> [WORK TASK] Please write every entry out again, exactly as it reads below.

Segment Start: EXERCISE MATERIAL

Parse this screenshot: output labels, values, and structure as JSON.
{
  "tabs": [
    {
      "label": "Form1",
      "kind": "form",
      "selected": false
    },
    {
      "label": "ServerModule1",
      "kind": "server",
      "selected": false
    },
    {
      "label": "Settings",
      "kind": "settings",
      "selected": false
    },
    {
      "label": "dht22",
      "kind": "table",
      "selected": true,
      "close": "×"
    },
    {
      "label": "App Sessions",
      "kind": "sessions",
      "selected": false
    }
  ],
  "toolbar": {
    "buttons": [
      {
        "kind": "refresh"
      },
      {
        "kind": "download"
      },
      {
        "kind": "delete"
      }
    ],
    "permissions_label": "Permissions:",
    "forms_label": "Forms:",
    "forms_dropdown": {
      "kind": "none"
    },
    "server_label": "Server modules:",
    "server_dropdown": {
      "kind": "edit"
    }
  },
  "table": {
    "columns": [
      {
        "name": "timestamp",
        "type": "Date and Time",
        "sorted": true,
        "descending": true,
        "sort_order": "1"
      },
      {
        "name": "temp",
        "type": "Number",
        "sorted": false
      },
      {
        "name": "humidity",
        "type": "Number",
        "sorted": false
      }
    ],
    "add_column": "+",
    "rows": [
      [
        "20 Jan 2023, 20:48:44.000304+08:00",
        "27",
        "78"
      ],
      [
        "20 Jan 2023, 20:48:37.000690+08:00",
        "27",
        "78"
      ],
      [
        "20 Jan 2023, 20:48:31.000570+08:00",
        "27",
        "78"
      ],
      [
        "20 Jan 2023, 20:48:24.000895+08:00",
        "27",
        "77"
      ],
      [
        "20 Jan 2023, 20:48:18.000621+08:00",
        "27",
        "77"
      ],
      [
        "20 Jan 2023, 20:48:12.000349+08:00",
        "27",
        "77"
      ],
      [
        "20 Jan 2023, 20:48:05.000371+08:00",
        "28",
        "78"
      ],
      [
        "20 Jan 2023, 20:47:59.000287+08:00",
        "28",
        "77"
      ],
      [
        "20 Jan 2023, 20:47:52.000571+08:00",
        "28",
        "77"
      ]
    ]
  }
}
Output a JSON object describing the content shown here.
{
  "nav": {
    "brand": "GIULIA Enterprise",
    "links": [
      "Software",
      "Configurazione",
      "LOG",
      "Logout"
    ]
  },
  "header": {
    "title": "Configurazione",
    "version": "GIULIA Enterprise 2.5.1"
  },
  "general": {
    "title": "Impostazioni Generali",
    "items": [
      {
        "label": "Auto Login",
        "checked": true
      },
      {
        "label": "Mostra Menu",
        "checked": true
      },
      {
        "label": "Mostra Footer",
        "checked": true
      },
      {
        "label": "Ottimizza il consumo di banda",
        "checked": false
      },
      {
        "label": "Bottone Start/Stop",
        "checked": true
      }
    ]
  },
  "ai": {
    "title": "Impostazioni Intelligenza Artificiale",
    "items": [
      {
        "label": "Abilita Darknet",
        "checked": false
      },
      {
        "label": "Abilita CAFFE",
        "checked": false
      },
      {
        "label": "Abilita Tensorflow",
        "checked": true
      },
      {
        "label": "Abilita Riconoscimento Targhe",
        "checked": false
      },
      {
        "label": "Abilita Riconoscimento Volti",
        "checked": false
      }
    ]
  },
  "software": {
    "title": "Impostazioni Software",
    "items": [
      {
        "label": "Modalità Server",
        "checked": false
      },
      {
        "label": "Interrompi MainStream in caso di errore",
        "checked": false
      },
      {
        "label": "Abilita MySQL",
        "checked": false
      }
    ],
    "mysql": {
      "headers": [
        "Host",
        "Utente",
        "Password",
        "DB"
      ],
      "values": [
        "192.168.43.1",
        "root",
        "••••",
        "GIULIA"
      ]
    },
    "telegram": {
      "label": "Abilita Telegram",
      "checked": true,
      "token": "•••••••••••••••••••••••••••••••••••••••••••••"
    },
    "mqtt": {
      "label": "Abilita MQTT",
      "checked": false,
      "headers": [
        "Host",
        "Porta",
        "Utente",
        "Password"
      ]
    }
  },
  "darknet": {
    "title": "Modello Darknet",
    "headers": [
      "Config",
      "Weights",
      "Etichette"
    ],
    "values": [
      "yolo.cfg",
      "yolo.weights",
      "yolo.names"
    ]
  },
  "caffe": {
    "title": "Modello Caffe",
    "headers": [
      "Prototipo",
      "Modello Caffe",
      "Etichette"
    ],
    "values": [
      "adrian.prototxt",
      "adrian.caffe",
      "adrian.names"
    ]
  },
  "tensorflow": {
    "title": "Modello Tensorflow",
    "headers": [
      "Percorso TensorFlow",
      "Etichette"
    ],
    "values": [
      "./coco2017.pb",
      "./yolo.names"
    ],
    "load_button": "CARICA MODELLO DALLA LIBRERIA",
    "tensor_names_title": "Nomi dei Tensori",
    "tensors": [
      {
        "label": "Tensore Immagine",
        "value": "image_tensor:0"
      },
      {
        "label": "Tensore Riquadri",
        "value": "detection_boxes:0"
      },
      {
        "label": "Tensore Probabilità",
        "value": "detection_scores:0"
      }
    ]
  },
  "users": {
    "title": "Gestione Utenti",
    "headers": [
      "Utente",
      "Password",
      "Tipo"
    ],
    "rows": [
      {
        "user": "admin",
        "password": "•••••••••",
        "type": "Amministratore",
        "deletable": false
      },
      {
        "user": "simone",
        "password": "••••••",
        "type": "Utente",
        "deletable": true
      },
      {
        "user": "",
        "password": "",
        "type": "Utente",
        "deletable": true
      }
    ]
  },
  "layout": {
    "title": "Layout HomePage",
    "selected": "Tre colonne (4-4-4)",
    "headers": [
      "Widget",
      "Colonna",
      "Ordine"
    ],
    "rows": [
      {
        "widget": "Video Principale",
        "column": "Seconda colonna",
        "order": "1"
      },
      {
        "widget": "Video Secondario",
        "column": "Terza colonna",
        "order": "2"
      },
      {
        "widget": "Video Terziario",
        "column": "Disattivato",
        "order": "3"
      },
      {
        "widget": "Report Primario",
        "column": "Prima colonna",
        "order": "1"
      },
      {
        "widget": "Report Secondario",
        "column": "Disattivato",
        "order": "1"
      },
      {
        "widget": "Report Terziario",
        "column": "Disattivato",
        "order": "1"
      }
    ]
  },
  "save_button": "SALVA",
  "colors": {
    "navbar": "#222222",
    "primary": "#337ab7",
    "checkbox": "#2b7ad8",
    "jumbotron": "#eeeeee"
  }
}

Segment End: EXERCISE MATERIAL

> [RESULT FOR THIS EXERCISE]
Parse this screenshot: output labels, values, and structure as JSON.
{
  "tabs": [
    {
      "label": "Form1",
      "kind": "form",
      "selected": false
    },
    {
      "label": "ServerModule1",
      "kind": "server",
      "selected": false
    },
    {
      "label": "Settings",
      "kind": "settings",
      "selected": false
    },
    {
      "label": "dht22",
      "kind": "table",
      "selected": true,
      "close": "×"
    },
    {
      "label": "App Sessions",
      "kind": "sessions",
      "selected": false
    }
  ],
  "toolbar": {
    "buttons": [
      {
        "kind": "refresh"
      },
      {
        "kind": "download"
      },
      {
        "kind": "delete"
      }
    ],
    "permissions_label": "Permissions:",
    "forms_label": "Forms:",
    "forms_dropdown": {
      "kind": "none"
    },
    "server_label": "Server modules:",
    "server_dropdown": {
      "kind": "edit"
    }
  },
  "table": {
    "columns": [
      {
        "name": "timestamp",
        "type": "Date and Time",
        "sorted": true,
        "descending": true,
        "sort_order": "1"
      },
      {
        "name": "temp",
        "type": "Number",
        "sorted": false
      },
      {
        "name": "humidity",
        "type": "Number",
        "sorted": false
      }
    ],
    "add_column": "+",
    "rows": [
      [
        "20 Jan 2023, 20:48:44.000304+08:00",
        "27",
        "78"
      ],
      [
        "20 Jan 2023, 20:48:37.000690+08:00",
        "27",
        "78"
      ],
      [
        "20 Jan 2023, 20:48:31.000570+08:00",
        "27",
        "78"
      ],
      [
        "20 Jan 2023, 20:48:24.000895+08:00",
        "27",
        "77"
      ],
      [
        "20 Jan 2023, 20:48:18.000621+08:00",
        "27",
        "77"
      ],
      [
        "20 Jan 2023, 20:48:12.000349+08:00",
        "27",
        "77"
      ],
      [
        "20 Jan 2023, 20:48:05.000371+08:00",
        "28",
        "78"
      ],
      [
        "20 Jan 2023, 20:47:59.000287+08:00",
        "28",
        "77"
      ],
      [
        "20 Jan 2023, 20:47:52.000571+08:00",
        "28",
        "77"
      ]
    ]
  }
}
Output a JSON object describing the content shown here.
{
  "nav": {
    "brand": "GIULIA Enterprise",
    "links": [
      "Software",
      "Configurazione",
      "LOG",
      "Logout"
    ]
  },
  "header": {
    "title": "Configurazione",
    "version": "GIULIA Enterprise 2.5.1"
  },
  "general": {
    "title": "Impostazioni Generali",
    "items": [
      {
        "label": "Auto Login",
        "checked": true
      },
      {
        "label": "Mostra Menu",
        "checked": true
      },
      {
        "label": "Mostra Footer",
        "checked": true
      },
      {
        "label": "Ottimizza il consumo di banda",
        "checked": false
      },
      {
        "label": "Bottone Start/Stop",
        "checked": true
      }
    ]
  },
  "ai": {
    "title": "Impostazioni Intelligenza Artificiale",
    "items": [
      {
        "label": "Abilita Darknet",
        "checked": false
      },
      {
        "label": "Abilita CAFFE",
        "checked": false
      },
      {
        "label": "Abilita Tensorflow",
        "checked": true
      },
      {
        "label": "Abilita Riconoscimento Targhe",
        "checked": false
      },
      {
        "label": "Abilita Riconoscimento Volti",
        "checked": false
      }
    ]
  },
  "software": {
    "title": "Impostazioni Software",
    "items": [
      {
        "label": "Modalità Server",
        "checked": false
      },
      {
        "label": "Interrompi MainStream in caso di errore",
        "checked": false
      },
      {
        "label": "Abilita MySQL",
        "checked": false
      }
    ],
    "mysql": {
      "headers": [
        "Host",
        "Utente",
        "Password",
        "DB"
      ],
      "values": [
        "192.168.43.1",
        "root",
        "••••",
        "GIULIA"
      ]
    },
    "telegram": {
      "label": "Abilita Telegram",
      "checked": true,
      "token": "•••••••••••••••••••••••••••••••••••••••••••••"
    },
    "mqtt": {
      "label": "Abilita MQTT",
      "checked": false,
      "headers": [
        "Host",
        "Porta",
        "Utente",
        "Password"
      ]
    }
  },
  "darknet": {
    "title": "Modello Darknet",
    "headers": [
      "Config",
      "Weights",
      "Etichette"
    ],
    "values": [
      "yolo.cfg",
      "yolo.weights",
      "yolo.names"
    ]
  },
  "caffe": {
    "title": "Modello Caffe",
    "headers": [
      "Prototipo",
      "Modello Caffe",
      "Etichette"
    ],
    "values": [
      "adrian.prototxt",
      "adrian.caffe",
      "adrian.names"
    ]
  },
  "tensorflow": {
    "title": "Modello Tensorflow",
    "headers": [
      "Percorso TensorFlow",
      "Etichette"
    ],
    "values": [
      "./coco2017.pb",
      "./yolo.names"
    ],
    "load_button": "CARICA MODELLO DALLA LIBRERIA",
    "tensor_names_title": "Nomi dei Tensori",
    "tensors": [
      {
        "label": "Tensore Immagine",
        "value": "image_tensor:0"
      },
      {
        "label": "Tensore Riquadri",
        "value": "detection_boxes:0"
      },
      {
        "label": "Tensore Probabilità",
        "value": "detection_scores:0"
      }
    ]
  },
  "users": {
    "title": "Gestione Utenti",
    "headers": [
      "Utente",
      "Password",
      "Tipo"
    ],
    "rows": [
      {
        "user": "admin",
        "password": "•••••••••",
        "type": "Amministratore",
        "deletable": false
      },
      {
        "user": "simone",
        "password": "••••••",
        "type": "Utente",
        "deletable": true
      },
      {
        "user": "",
        "password": "",
        "type": "Utente",
        "deletable": true
      }
    ]
  },
  "layout": {
    "title": "Layout HomePage",
    "selected": "Tre colonne (4-4-4)",
    "headers": [
      "Widget",
      "Colonna",
      "Ordine"
    ],
    "rows": [
      {
        "widget": "Video Principale",
        "column": "Seconda colonna",
        "order": "1"
      },
      {
        "widget": "Video Secondario",
        "column": "Terza colonna",
        "order": "2"
      },
      {
        "widget": "Video Terziario",
        "column": "Disattivato",
        "order": "3"
      },
      {
        "widget": "Report Primario",
        "column": "Prima colonna",
        "order": "1"
      },
      {
        "widget": "Report Secondario",
        "column": "Disattivato",
        "order": "1"
      },
      {
        "widget": "Report Terziario",
        "column": "Disattivato",
        "order": "1"
      }
    ]
  },
  "save_button": "SALVA",
  "colors": {
    "navbar": "#222222",
    "primary": "#337ab7",
    "checkbox": "#2b7ad8",
    "jumbotron": "#eeeeee"
  }
}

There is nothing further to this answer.